That yin and yang dynamic is evident in most club defensive set-ups. Rance, for example, has the underrated David Astbury to subdue the No.1 forward, a responsibility he has proven increasingly capable of.

Geelong's great sides since the turn of the century adopted the philosophy wonderfully through players like Matthew Scarlett and Tom Harley, then Harry Taylor and Tom Lonergan.

Other contrasting combinations include North Melbourne's Robbie Tarrant – one of the game's best key defenders – and Scott Thompson, St Kilda's Jake Carlisle and Nathan Brown, Bombers Hurley and Michael Hartley, and Port Adelaide's Tom Jonas, Jack Hombsch and Tom Clurey.

Michael Hurley is enjoying a great season after a year out of the game.

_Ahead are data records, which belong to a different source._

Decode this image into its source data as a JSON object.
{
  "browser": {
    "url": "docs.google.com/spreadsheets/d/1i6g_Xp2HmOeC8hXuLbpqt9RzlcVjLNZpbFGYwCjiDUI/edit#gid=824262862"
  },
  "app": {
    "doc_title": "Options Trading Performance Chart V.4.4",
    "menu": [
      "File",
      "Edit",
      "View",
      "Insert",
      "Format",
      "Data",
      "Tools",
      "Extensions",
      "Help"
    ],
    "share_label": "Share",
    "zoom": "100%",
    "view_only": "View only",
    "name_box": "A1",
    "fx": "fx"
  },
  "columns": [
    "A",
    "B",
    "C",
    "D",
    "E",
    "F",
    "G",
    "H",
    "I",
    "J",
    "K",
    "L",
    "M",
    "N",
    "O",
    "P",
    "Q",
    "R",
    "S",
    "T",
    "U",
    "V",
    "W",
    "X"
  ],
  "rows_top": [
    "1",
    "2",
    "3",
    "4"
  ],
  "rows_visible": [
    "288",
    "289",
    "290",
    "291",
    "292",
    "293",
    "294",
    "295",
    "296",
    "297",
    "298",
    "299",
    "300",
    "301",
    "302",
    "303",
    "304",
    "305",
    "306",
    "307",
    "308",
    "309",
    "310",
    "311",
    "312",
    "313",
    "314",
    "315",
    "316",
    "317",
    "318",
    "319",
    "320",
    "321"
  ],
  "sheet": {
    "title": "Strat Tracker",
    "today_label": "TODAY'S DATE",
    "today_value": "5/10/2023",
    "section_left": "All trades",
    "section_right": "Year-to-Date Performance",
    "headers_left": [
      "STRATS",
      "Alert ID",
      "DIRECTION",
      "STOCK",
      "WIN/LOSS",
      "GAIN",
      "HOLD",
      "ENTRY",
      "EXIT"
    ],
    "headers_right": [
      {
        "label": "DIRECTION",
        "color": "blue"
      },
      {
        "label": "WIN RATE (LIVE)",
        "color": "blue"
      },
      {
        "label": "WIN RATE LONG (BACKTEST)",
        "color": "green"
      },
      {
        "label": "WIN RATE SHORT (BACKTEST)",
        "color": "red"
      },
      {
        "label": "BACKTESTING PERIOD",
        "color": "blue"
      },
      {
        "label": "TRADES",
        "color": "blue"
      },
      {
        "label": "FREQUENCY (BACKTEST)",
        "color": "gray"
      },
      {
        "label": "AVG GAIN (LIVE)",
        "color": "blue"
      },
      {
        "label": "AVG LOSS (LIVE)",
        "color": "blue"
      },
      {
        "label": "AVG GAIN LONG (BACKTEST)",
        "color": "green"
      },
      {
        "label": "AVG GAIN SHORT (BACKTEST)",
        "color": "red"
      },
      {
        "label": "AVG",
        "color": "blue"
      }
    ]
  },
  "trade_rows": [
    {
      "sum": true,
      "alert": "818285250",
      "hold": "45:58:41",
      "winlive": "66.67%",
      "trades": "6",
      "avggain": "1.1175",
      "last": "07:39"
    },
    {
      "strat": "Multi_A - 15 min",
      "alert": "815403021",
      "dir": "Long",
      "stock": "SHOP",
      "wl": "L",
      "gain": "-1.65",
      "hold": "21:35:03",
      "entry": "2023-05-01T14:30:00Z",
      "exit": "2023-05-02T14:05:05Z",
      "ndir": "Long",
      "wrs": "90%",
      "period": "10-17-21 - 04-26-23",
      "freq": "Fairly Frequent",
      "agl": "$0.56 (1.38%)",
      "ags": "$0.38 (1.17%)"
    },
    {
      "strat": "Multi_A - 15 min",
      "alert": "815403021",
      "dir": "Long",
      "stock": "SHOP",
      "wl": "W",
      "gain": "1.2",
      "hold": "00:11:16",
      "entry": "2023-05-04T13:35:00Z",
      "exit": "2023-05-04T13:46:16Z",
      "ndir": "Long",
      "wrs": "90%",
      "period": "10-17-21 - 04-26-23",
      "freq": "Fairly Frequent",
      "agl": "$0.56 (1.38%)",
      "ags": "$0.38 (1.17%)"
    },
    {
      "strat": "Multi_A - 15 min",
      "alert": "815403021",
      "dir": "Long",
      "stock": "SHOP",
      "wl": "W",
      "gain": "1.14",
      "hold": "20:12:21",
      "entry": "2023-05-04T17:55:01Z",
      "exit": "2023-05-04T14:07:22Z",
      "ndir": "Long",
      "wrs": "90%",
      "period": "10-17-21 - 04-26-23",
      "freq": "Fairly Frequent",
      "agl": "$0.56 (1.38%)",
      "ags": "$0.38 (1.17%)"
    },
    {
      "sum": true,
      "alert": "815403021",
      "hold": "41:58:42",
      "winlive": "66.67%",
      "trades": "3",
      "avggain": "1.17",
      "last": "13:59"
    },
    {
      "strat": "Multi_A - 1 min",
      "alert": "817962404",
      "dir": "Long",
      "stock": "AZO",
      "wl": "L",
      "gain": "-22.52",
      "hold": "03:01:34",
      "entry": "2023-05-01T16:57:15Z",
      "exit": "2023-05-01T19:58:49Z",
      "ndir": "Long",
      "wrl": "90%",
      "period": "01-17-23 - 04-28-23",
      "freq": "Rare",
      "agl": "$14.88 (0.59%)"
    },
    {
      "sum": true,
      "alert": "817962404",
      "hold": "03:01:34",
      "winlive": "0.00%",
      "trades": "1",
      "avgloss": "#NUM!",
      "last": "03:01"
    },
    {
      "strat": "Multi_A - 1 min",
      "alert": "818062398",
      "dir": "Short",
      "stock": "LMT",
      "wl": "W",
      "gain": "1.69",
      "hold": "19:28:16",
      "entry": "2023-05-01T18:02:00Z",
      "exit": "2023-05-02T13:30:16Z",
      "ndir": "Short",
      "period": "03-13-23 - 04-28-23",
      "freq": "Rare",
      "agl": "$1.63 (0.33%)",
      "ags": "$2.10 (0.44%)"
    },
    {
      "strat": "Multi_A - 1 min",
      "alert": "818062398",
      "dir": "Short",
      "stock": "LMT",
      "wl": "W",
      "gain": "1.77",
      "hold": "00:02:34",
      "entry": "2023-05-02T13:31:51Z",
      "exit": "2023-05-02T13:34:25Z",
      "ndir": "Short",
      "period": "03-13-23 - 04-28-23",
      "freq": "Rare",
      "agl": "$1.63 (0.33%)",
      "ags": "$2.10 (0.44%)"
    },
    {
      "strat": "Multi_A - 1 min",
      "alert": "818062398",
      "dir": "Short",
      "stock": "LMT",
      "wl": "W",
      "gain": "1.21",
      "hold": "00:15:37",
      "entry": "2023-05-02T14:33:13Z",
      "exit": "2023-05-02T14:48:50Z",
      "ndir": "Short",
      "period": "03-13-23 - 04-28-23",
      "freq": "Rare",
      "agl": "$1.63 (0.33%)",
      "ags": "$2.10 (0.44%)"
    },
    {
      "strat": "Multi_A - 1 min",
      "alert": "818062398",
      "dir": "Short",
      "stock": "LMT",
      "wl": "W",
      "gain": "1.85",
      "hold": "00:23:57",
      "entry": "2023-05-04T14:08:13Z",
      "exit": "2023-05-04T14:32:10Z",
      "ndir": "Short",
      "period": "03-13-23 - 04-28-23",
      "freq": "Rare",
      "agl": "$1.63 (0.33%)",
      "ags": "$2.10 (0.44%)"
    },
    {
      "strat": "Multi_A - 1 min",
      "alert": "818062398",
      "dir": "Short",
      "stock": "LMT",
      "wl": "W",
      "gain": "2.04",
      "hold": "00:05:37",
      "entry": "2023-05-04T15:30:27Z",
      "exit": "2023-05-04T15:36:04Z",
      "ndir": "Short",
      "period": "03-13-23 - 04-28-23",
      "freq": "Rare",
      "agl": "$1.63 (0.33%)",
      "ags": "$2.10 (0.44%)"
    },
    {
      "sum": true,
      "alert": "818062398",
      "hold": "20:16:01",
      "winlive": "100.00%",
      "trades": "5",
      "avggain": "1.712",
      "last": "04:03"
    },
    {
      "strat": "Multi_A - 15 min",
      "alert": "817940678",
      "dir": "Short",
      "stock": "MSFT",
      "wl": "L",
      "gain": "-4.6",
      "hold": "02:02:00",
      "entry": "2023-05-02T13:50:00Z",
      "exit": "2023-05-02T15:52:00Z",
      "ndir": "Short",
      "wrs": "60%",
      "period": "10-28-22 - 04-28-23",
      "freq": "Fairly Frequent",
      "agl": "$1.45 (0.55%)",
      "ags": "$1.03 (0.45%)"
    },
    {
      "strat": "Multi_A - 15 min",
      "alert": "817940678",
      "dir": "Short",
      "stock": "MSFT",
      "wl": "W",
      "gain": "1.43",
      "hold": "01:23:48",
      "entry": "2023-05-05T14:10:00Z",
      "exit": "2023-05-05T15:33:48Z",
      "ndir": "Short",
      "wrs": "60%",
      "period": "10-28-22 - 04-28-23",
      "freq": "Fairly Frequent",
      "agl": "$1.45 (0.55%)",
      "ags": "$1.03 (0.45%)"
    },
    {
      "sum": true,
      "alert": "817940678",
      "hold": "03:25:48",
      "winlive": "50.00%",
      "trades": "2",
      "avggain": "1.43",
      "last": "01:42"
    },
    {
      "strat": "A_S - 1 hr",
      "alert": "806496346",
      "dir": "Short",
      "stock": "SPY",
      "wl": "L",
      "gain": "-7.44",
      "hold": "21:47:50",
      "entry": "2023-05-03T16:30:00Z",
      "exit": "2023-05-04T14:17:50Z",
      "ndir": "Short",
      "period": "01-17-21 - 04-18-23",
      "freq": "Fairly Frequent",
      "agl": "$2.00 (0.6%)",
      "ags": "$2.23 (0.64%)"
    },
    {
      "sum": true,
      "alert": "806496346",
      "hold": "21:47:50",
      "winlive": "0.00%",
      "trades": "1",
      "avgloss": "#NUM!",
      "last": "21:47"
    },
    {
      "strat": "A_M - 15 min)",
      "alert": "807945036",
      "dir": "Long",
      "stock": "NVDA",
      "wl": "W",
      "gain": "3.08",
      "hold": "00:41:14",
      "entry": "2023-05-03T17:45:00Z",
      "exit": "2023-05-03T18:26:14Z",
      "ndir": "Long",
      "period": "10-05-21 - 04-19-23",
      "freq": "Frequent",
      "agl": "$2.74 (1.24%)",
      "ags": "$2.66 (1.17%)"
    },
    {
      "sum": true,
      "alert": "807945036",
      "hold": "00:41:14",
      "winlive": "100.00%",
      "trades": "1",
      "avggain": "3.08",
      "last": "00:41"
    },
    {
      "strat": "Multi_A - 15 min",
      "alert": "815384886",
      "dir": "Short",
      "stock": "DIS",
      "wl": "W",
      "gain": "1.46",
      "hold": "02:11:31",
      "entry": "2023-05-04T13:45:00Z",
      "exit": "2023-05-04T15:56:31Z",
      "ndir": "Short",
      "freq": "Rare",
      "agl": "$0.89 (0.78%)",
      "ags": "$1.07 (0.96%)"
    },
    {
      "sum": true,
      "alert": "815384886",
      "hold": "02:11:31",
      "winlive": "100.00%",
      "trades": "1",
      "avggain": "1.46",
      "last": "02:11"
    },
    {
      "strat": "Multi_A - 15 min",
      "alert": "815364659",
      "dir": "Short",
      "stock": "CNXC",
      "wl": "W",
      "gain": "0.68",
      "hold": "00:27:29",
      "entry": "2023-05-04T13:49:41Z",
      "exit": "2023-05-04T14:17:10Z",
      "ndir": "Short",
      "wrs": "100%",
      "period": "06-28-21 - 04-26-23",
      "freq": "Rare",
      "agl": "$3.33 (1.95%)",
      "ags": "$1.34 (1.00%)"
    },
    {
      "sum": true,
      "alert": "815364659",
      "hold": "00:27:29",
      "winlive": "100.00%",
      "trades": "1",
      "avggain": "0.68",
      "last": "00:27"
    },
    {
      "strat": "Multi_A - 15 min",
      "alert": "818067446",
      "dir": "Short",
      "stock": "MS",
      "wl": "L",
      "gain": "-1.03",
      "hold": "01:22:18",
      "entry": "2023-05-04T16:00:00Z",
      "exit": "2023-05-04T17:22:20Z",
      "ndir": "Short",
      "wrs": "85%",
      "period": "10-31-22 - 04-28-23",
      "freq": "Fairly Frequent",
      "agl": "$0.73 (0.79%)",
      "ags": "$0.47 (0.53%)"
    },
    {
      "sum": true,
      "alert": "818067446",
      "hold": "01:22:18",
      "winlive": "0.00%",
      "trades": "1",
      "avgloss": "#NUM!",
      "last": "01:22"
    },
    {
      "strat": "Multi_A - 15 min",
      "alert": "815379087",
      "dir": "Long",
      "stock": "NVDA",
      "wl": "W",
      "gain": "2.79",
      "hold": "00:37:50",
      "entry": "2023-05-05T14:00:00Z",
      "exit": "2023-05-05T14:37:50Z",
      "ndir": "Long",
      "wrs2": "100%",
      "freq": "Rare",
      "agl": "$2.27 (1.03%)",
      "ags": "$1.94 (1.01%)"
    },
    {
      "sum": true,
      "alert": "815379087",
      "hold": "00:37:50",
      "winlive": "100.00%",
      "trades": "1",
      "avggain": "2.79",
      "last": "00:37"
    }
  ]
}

Picture: AFL Photos

Jonas is relatively tiny among the key defenders at just 189cm, similar to Hawthorn's Josh Gibson and Bulldog Dale Morris, but has successfully played on Gold Coast's Tom Lynch and Eagle Josh Kennedy this year, as well as Betts.

"I think they back Hombsch and Clurey to be able to help out. Maybe they're a bit better suited to reading the cues and peeling off to support than Jonas is," the opposition analyst said.

"He's a much better one-on-one player than he is reading of the game and intercepting, so they're just backing him with his strengths."

There are other less celebrated defenders turning in fine 2017 campaigns, including Carlton's Alex Silvagni and Greater Western Sydney's Nick Haynes (who was in hot form before a serious hamstring injury), while Blue Jacob Weitering and Brisbane Lion Harris Andrews loom as future stars.

But the men down back are increasingly a product of their system.

"It's very much a group dynamic and how they fit into that," the opposition analyst said.

"The art of being able to intercept and read the cues, and go from a spoiling defender to a marking defender, takes time – it takes pre-seasons to back yourself in."

THE DEFENSIVE ELITE (through round 11)*

Intercept marks: Jake Lever (Adel) 4.0, Jeremy McGovern (WC) 3.5, Alex Rance (Rich) 3.2, Steven May (GC) 3.1, Tom Barrass (WC) 2.9, Jack Leslie (GC) 2.9

Intercept possessions: Jake Lever (Adel) 10, Alex Rance (Rich) 9.0, Alex Silvagni (Carl) 8.4, Michael Hurley (Ess) 8.3, Jeremy McGovern (WC) 8.2, Scott Thompson (NM) 8.1

Spoils: Michael Hartley (Ess) 10.6, Alex Rance (Rich) 9.6, Oscar McDonald (Melb) 8.8, Tom Jonas (Port) 8.2, Daniel Talia (Adel) 7.9, Fletcher Roberts (WB) 7.9

Rebound 50s: Michael Hurley (Ess) 6.6, Robbie Tarrant (NM) 4.5, Alex Rance (Rich) 4.2, Steven May (GC) 3.9, Scott Thompson (NM) 3.9, Nick Haynes (GWS) 3.7

One-on-one Loss %: Jeremy McGovern (WC) 6.7, Sam Gilbert (St K) 9.1, Lynden Dunn (Coll) 14.3, Daniel Talia (Adel) 16.4, Tom Stewart (Geel) 16.7, Jake Carlisle (St K) 16.7

One-on-one Win %: Daniel Talia (Adel) 49.1, Jeremy McGovern (WC) 46.7, Nathan Brown (St K) 46.2, Tom Clurey (Port) 45.2, Jake Lever (Adel) 44.4, Michael Hartley (Ess) 42.1

One-on-one contests: Michael Hartley (Ess) 5.4, Alex Rance (Rich) 5.3, Jack Leslie (GC) 5.3, Joel Hamling (Freo) 5.2, David Astbury (Rich) 5.1, Daniel Talia (Adel) 5.0

Metres gained: Michael Hurley (Ess) 415.4, Nick Haynes (GWS) 358.6, Robbie Tarrant (NM) 343.2, Steven May (GC) 311.5, Alex Rance (Rich) 300.9, Lynden Dunn (Coll) 297.9

Marks: Jeremy McGovern (WC) 7.9, Caleb Marchbank (Carl) 7.8, Ben Reid (Coll) 7.7, Michael Hurley (Ess) 7.5, Nick Haynes (GWS) 7.5, Tom McDonald (Melb) 7.2

* Minimum five games in 2017